You might notice I missed a week and I will explain.
We had a very backwards Thanksgiving this year. We celebrated by mumbling a few words of generic thanks, eating lots of food and having great family time on November 24th. The real Thanksgiving came a week later.
On the Thursday before-- the regular Thanksgiving-- we vowed we would eat sensibly and offer fewer desserts than our usual “a pie apiece”. I would set out more vegetables and fewer carbs. It sounded like a great plan and all agreed to it.
The ‘pie apiece” thing got started years ago when we polled the family for their favorites and ended up with so many different requests that we ended up with as many pies as people at the table. This year we vowed to eliminate the chocolate cake and apple pie. That took us down to the spartan (at least we thought so) array of merely three pies, one plate of cookies and pumpkin bread. Plus we were going to use Cool Whip instead of real whipping cream. Is that a sacrifice or what?
Then, we eliminated mashed potatoes and all the fattening casseroles we usually make. And, for the coup de grace of sacrifices, we declared NO rolls. None.
Then my kids came. Emily showed up with a double recipe of macaroni and cheese and Elizabeth sneaked in yeast rolls. I made a second cherry pie and the girls went out and bought a cake. By Thanksgiving morning they had decided against the salad. By the time Steve came on Friday someone had bought real whipping cream for the pies and made mashed potatoes. In short, we ended up with pretty much the same thing we eat every year. In fact, when we sat down to eat on Friday we realized we had two different types of gravy. A meal with two gravies? One thing our family is good at is eating.
One vow we did keep was to exercise—a new tradition we unwittingly acquired is using the chain saw a lot on Thanksgiving. A few years ago I had intended to start a tradition of taking a gorgeous family photo on Thanksgiving for our Christmas cards. But the last two photo sessions were interrupted by a disaster of some sort. Last year it was a tree falling on our house. This year it was cleaning up after an overachieving beaver. I think I need to face the fact that getting both of our girls together with the son-in-law and the grands is always going to lead to a disaster of some sort.
All of this played out within the framework of Emily wearing a heart monitor. There were 4 or 5 leads glued to her chest with wires running to a device the shape of a cell phone clipped at her waist. She had gone to a new doctor a couple of months ago who noticed extra heartbeats. “You probably don’t even notice them yourself.” And Emily really didn’t except for the dizziness and sudden loss of energy she would occasionally experience . She thought it was anxiety attacks.
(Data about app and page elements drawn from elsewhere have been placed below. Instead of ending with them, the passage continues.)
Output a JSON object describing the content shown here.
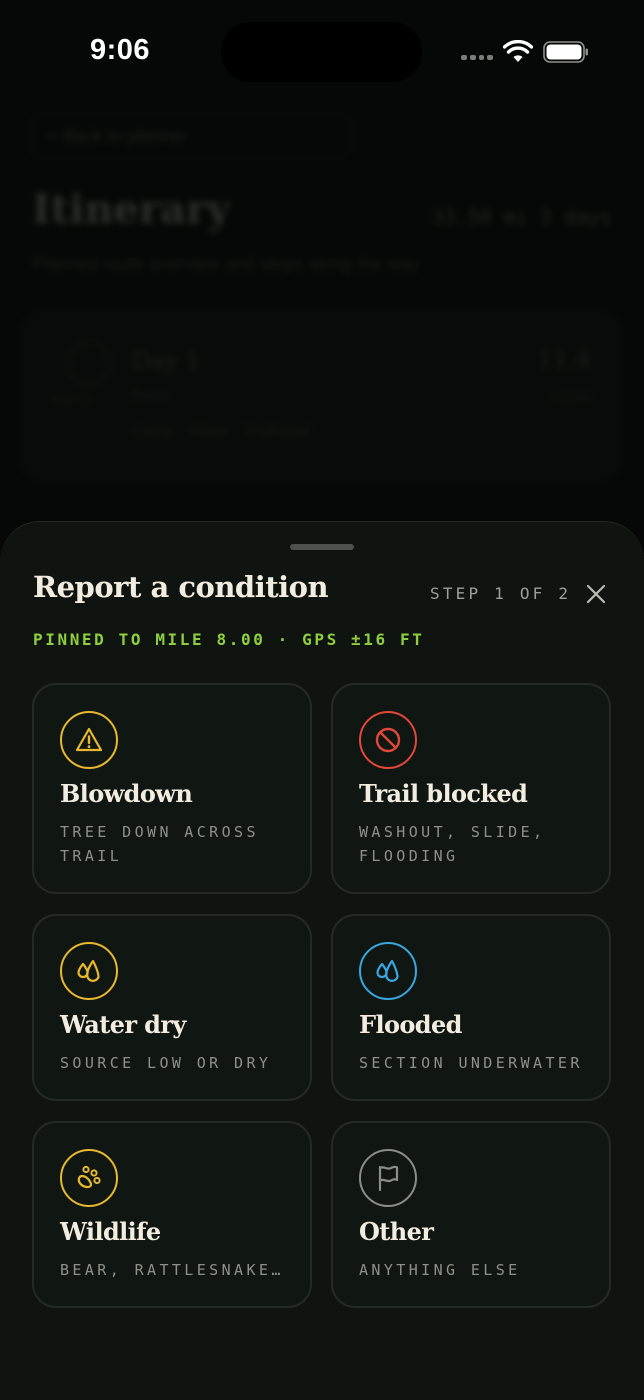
{
  "status_bar": {
    "time": "9:06"
  },
  "background": {
    "back_label": "< Back to planner",
    "title": "Itinerary",
    "stats": "33.50 mi  3 days",
    "subtitle": "Planned route overview and stops along the way",
    "day": {
      "title": "Day 1",
      "date": "Sep 14",
      "subtitle": "Route",
      "miles": "11.4",
      "elevation": "+2,110",
      "meta": "Camp  ·  Water  ·  Trailhead"
    }
  },
  "sheet": {
    "title": "Report a condition",
    "step": "STEP 1 OF 2",
    "pinned": "PINNED TO MILE 8.00 · GPS ±16 FT",
    "options": [
      {
        "title": "Blowdown",
        "description": "TREE DOWN ACROSS\nTRAIL",
        "icon": "warning-triangle-icon",
        "color": "#e8b930"
      },
      {
        "title": "Trail blocked",
        "description": "WASHOUT, SLIDE,\nFLOODING",
        "icon": "no-entry-icon",
        "color": "#e0493a"
      },
      {
        "title": "Water dry",
        "description": "SOURCE LOW OR DRY",
        "icon": "droplets-icon",
        "color": "#e8b930"
      },
      {
        "title": "Flooded",
        "description": "SECTION UNDERWATER",
        "icon": "droplets-icon",
        "color": "#3aa7e0"
      },
      {
        "title": "Wildlife",
        "description": "BEAR, RATTLESNAKE…",
        "icon": "paw-print-icon",
        "color": "#e8b930"
      },
      {
        "title": "Other",
        "description": "ANYTHING ELSE",
        "icon": "flag-icon",
        "color": "#8a8e88"
      }
    ]
  }
}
But by the morning after Thanksgiving weekend Emily’s symptoms of rapid heartbeat and dizziness had increased and the doctor slapped her in the hospital and scheduled the procedure to fix it on Wednesday. Our family has always been fairly healthy so this was new turf for us. We couldn’t get a feel for just how serious this was. On one hand the doctor and nurses acted like it was a routine and common procedure. On the other hand, they had Emily sign for permission to implant a defibrillator during the procedure if the cause of the problem turned out to be heart disease. We weren’t really sure exactly what they were going to do. One explanation was a little ‘zap’ to the heart to regulate the rhythm…another sounded like they were going to electrocute a few bad cells. I just wasn’t sure about anyone messing with my kid’s heart. By Tuesday night she was getting dizzy by just sitting up. It was frightening to me that something supposedly routine was escalating so rapidly. Our family had never had a serious medical crisis. Nobody has even been in a bad car wreck.
Beaven and I took care of the grandkids while Steve stayed with Emily. It had been a long time since I took care of little girls on a 24/7 basis. It was kind of like riding a bicycle but this time the bicycle was going a lot faster than I remembered . I discovered you can buy peanut butter and jelly sandwiches in the freezer case at the grocery store. I went the wrong direction getting in line to pick Sarah up at school and faced the wrath of the SUV moms who corrected my mistake without pity.
Everything turned out just fine. The ‘fix’ worked and Emily could feel an improvement as soon as she woke up. There was no heart disease. It gave us all a lot to be thankful for.
It all reminded me of the song I learned in Guatemala a few years ago:
Gracias Senor, por el dia tan lindo de hoy.
Gracias Senor, por la vida y la salud.
Vengo vengo a ti Senor
Vengo yo a ti Senor
A mostrar mi gratitude.
(Thank you, God, for the day so beautiful as today.
Thank you, God, for life and health.
I come, I come to you, God
I come to you, God
To show my gratitude.)